In 2012, McDonald’s introduced a “Favorites Under 400” menu that highlights the calorie information for items to help put calorie counts into context for customers. They company also promised to list calorie counts on restaurant and drive-thru menus.
McDonald’s is also introducing a voluntary nutrition e-learning program for their employees to help build employees’ knowledge of calories, nutrition and McDonald’s menu offerings.
Read more about McDonald’s and nutrition in the Chicago Tribune.
6) MCDONALD’S GIVES CONSUMERS CONTROL BY ENABLING THEM TO MAKE INFORMED DECISIONS.
Example: My Meal Builder & McDonald’s App
McDonald’s enables customers to access nutritional information quickly and easily for all of McDonald’s food and beverages through their app and website. Consumers can create and tailor meals that suit their individual needs using the My Meal Builder feature on the website. McDonald’s has also begun including calorie information on their overhead menus and drive-up menus.
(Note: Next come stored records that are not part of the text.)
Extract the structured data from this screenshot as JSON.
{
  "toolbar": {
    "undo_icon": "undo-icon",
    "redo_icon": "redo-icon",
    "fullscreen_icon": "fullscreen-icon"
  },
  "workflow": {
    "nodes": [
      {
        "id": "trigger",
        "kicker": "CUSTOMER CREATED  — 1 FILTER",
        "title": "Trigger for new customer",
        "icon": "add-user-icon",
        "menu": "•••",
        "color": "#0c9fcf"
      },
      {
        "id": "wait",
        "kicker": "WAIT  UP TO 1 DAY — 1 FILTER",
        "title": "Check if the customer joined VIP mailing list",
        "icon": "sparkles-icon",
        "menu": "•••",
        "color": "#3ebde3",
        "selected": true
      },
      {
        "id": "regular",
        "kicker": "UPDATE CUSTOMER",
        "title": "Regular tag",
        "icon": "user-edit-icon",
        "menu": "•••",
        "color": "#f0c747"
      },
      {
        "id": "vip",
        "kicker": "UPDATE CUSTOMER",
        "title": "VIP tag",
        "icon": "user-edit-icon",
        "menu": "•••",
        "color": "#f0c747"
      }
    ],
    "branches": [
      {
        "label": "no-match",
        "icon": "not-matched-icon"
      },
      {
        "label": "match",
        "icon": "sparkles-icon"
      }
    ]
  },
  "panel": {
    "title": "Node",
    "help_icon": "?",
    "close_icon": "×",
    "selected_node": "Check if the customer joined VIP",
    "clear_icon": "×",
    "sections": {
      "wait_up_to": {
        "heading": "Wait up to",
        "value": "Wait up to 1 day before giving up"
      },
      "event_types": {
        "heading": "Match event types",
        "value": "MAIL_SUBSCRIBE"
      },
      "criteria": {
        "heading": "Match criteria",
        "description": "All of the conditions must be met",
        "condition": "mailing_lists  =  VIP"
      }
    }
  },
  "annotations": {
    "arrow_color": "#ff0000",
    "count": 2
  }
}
What role do you think brands should play in influencing the decisions we make as consumers?
We’d love to hear your thoughts.